Hard times for Hauliers

We have had a number of calls from people in the haulage industry seeking our help. Recent issues such the troubles in Calais, the ongoing problems with the M20 and the tragic Paris Bombings have all taken their toll on the transport sector in the region. Adding to what was already seen by many as difficult times.

Recruitment Issues

Adding to the list of concerns for the sector there are problems recruiting younger people into the haulage industry, Research be UK Parliament group found that just 2% of all HGV drivers are under the age of 25, with 60% over 45.

It really is a ticking time bomb, as highlighted by this quote from a submission by Skills for Logistics: “A fifth of the current LGV workforce will reach retirement age in the next 10 years. That’s approximately 75,000 drivers and this does not include those that will have licences revoked or curtailed or even those that will leave the professions for other job opportunities.

“But the number gaining a licence is decreasing year-on-year. The data shows a 45% fall in the number obtaining a LGV licence in a five-year period, and it appears that only 20% are acquiring their initial driver CPC. This therefore does not come close to replacing those that are anticipated to leave the profession.”

As a consequence costs are driven up in an attempt to attract drivers to a business.

Chaos at Calais

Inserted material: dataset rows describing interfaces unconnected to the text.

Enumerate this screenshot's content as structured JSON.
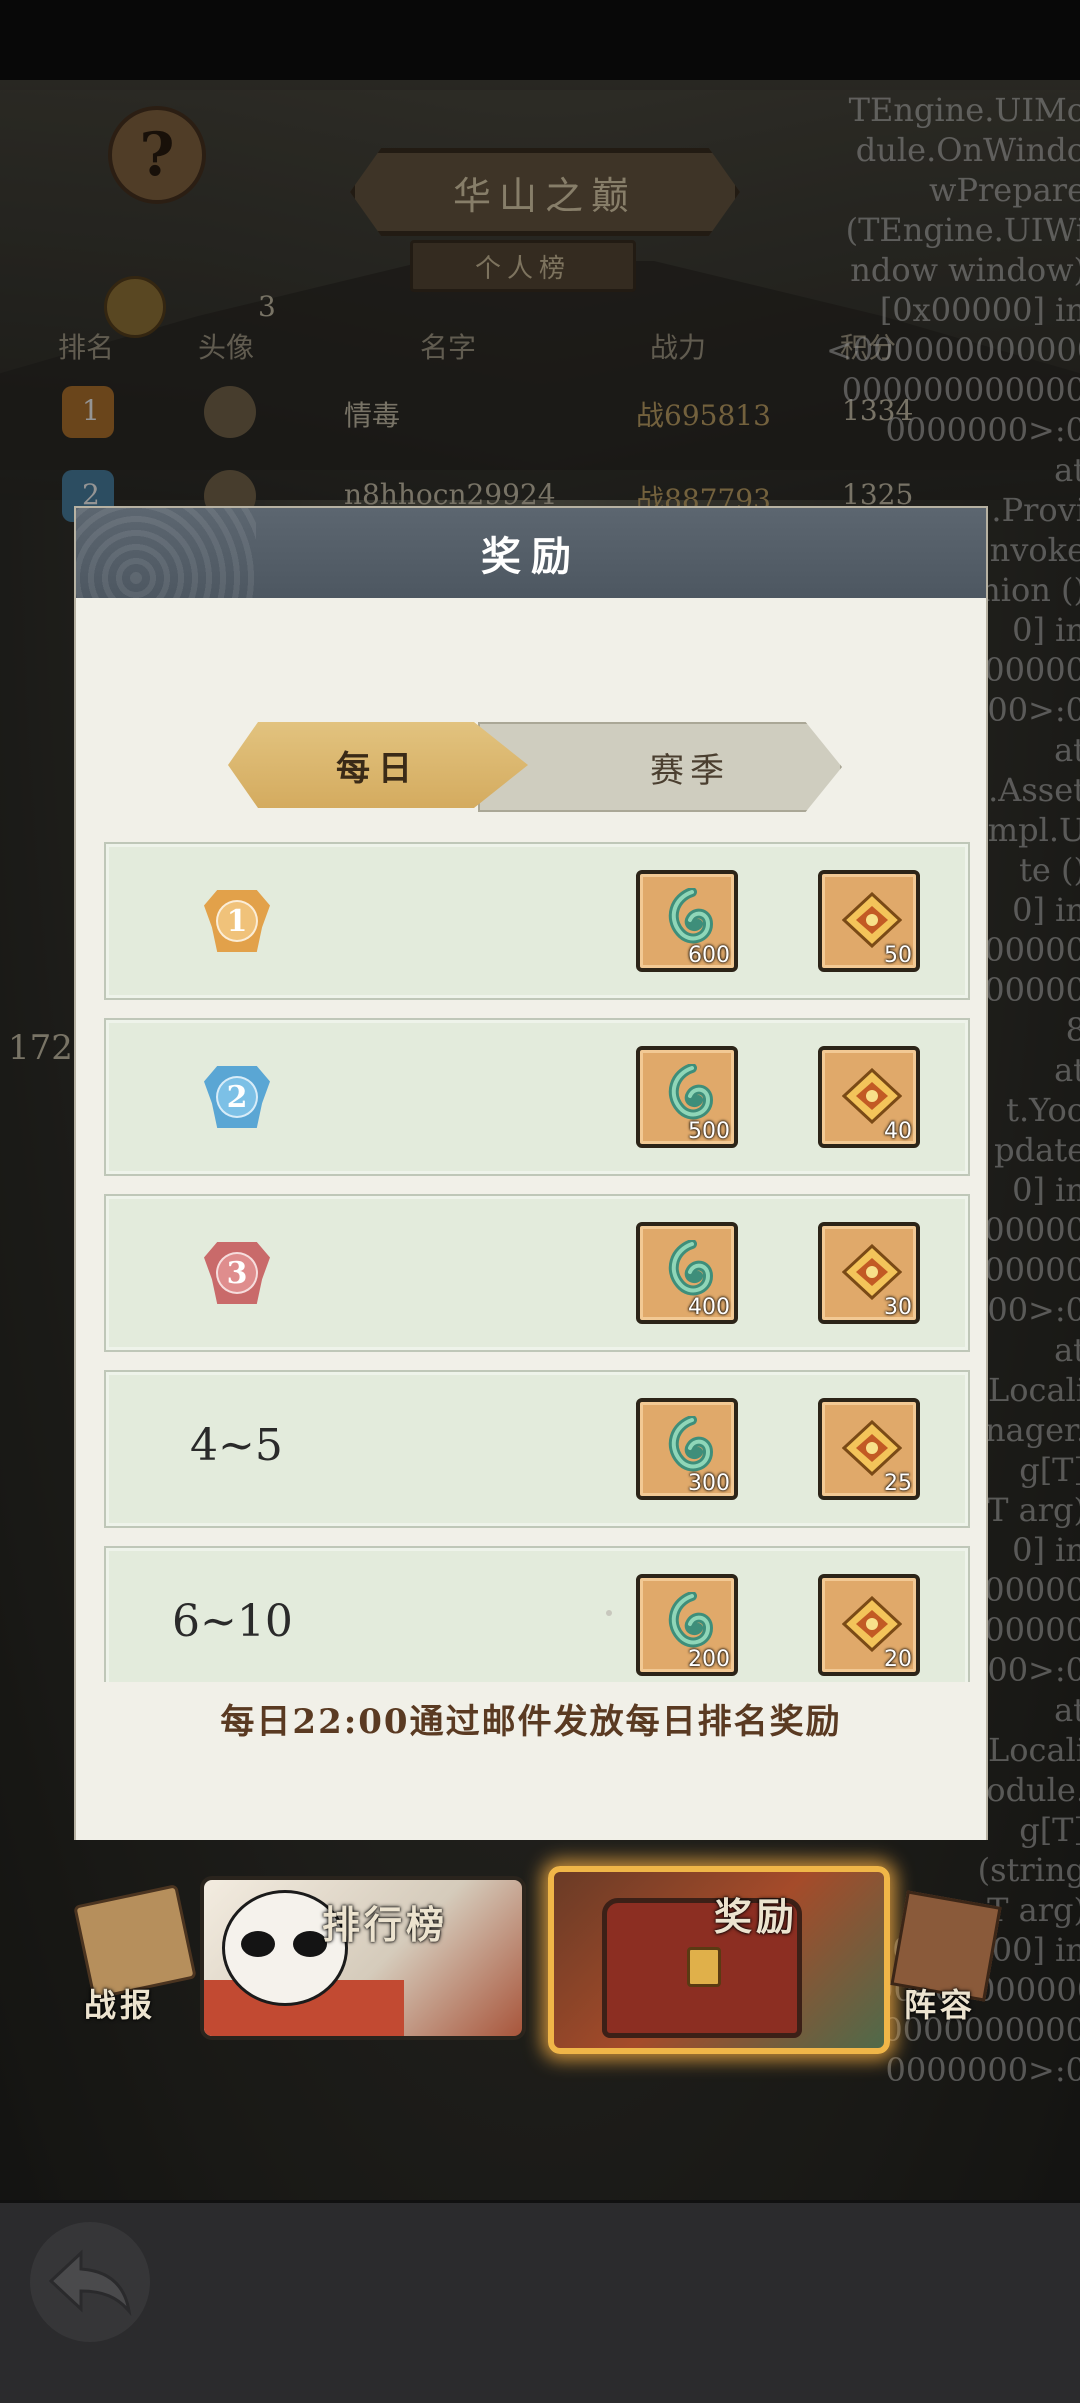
{
  "background": {
    "title": "华山之巅",
    "subtitle": "个人榜",
    "avatar_count": "3",
    "columns": [
      "排名",
      "头像",
      "名字",
      "战力",
      "积分"
    ],
    "rows": [
      {
        "rank": "1",
        "name": "情毒",
        "power": "战695813",
        "score": "1334"
      },
      {
        "rank": "2",
        "name": "n8hhocn29924",
        "power": "战887793",
        "score": "1325"
      }
    ],
    "left_number": "172",
    "debug_log": "TEngine.UIMo\ndule.OnWindo\nwPrepare\n(TEngine.UIWi\nndow window)\n[0x00000] in\n<000000000000\n000000000000\n0000000>:0\nat\n.Provi\nnvoke\nnion ()\n0] in\n000000\n00>:0\nat\n.Asset\nmpl.U\nte ()\n0] in\n000000\n000000\n8\nat\nt.Yoo\npdate\n0] in\n000000\n000000\n00>:0\nat\nLocali\nnager.\ng[T]\nT arg)\n0] in\n000000\n000000\n00>:0\nat\nEngine.Locali\nnModule.\ng[T]\n(string\nkey, T arg)\n[0x00000] in\n<000000000000\n000000000000\n0000000>:0"
  },
  "dialog": {
    "title": "奖励",
    "tabs": {
      "daily": "每日",
      "season": "赛季",
      "active": "daily"
    },
    "rewards": [
      {
        "rank": "1",
        "medal": "gold",
        "jade": "600",
        "treasure": "50"
      },
      {
        "rank": "2",
        "medal": "blue",
        "jade": "500",
        "treasure": "40"
      },
      {
        "rank": "3",
        "medal": "red",
        "jade": "400",
        "treasure": "30"
      },
      {
        "rank": "4~5",
        "medal": null,
        "jade": "300",
        "treasure": "25"
      },
      {
        "rank": "6~10",
        "medal": null,
        "jade": "200",
        "treasure": "20"
      }
    ],
    "note": "每日22:00通过邮件发放每日排名奖励"
  },
  "bottom_nav": {
    "battle_report": "战报",
    "leaderboard": "排行榜",
    "rewards": "奖励",
    "lineup": "阵容",
    "active": "rewards"
  },
  "colors": {
    "medal_gold": "#e2a14a",
    "medal_blue": "#5aa6d4",
    "medal_red": "#c96a6a",
    "tab_active": "#d9b467",
    "header_bar": "#56606a",
    "reward_glow": "#f0b648"
  }
}
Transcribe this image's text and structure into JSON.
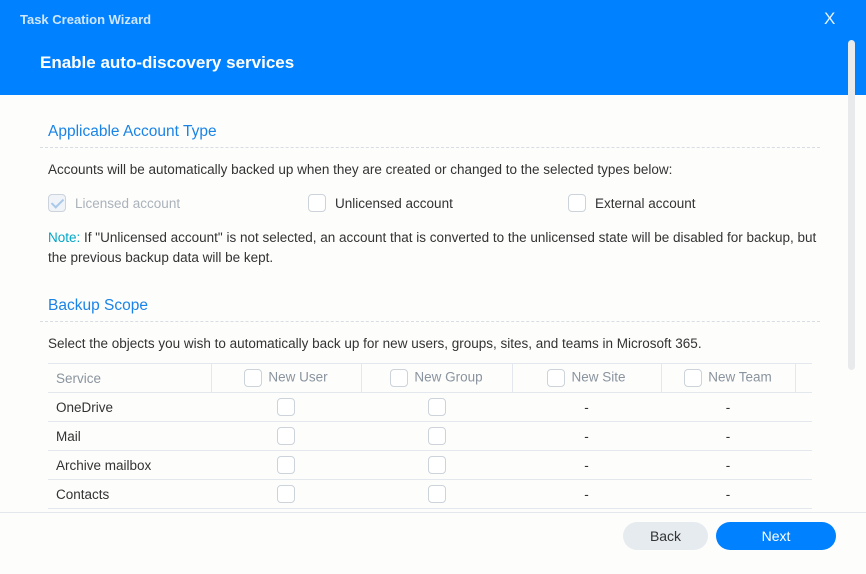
{
  "window": {
    "title": "Task Creation Wizard",
    "close": "X"
  },
  "page_title": "Enable auto-discovery services",
  "account_type": {
    "heading": "Applicable Account Type",
    "description": "Accounts will be automatically backed up when they are created or changed to the selected types below:",
    "options": [
      {
        "label": "Licensed account",
        "checked": true,
        "disabled": true
      },
      {
        "label": "Unlicensed account",
        "checked": false
      },
      {
        "label": "External account",
        "checked": false
      }
    ],
    "note_label": "Note:",
    "note_text": " If \"Unlicensed account\" is not selected, an account that is converted to the unlicensed state will be disabled for backup, but the previous backup data will be kept."
  },
  "backup_scope": {
    "heading": "Backup Scope",
    "description": "Select the objects you wish to automatically back up for new users, groups, sites, and teams in Microsoft 365.",
    "columns": [
      "Service",
      "New User",
      "New Group",
      "New Site",
      "New Team"
    ],
    "rows": [
      {
        "service": "OneDrive",
        "site": "-",
        "team": "-"
      },
      {
        "service": "Mail",
        "site": "-",
        "team": "-"
      },
      {
        "service": "Archive mailbox",
        "site": "-",
        "team": "-"
      },
      {
        "service": "Contacts",
        "site": "-",
        "team": "-"
      }
    ]
  },
  "buttons": {
    "back": "Back",
    "next": "Next"
  }
}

As the flow of migrants from war torn areas such as Syria continues to cause political debate, the pinch point continues to be the Calais Channel Tunnel border. Katja Hall, deputy director general of the CBI, said: ‘While clearly hampering holidaymakers, the disruption at Calais also has an economic impact as exporters are being delayed getting their goods to market.
The Government has also allowed that temporarily lorry drivers caught up in the Calais delays will be allowed to drive for longer and rest for a shorter amount time. The temporary relaxation of EU rules means they will be limited to driving 11 hours a day rather than nine hours, with the daily rest requirement cut from 11 hours to nine hours. They will run for 30 days at the times when Operation Stack is in place. All adding to costs for Hauliers as well as having a negative effect on staff well-being.

Operation Stack

Operation Stack is a procedure used by Kent Police and the Port of Dover in England to park (or “stack”) lorries on the M20 motorway in Kent when services across the English Channel, such as those through the Channel Tunnel or from the Port of Dover, are disrupted, for example by bad weather, industrial action, fire or derailments in the tunnel. Operation Stack is implemented whenever there is an urgent need to inhibit the flow of traffic to the Channel Tunnel and the Port of Dover, which handle 90% of freight traffic between the United Kingdom and mainland Europe. There are officially only 550 parking spaces for HGVs in Kent, so if access to cross-channel services is restricted, congestion would quickly spread across the county. By stacking lorries along the motorway an additional 3,000 spaces for freight can be created. However the M20 is the main road from the London Orbital Motorway, the M25, the world’s largest and busiest ring road which bring further misery to local freight companies just working in the local vicinity let alone those with logistics operations into Europe.


If your business has been affected by any of these events and are looking for solutions to help you get back on track we offer a range of business recovery support services as well as insolvency options if required.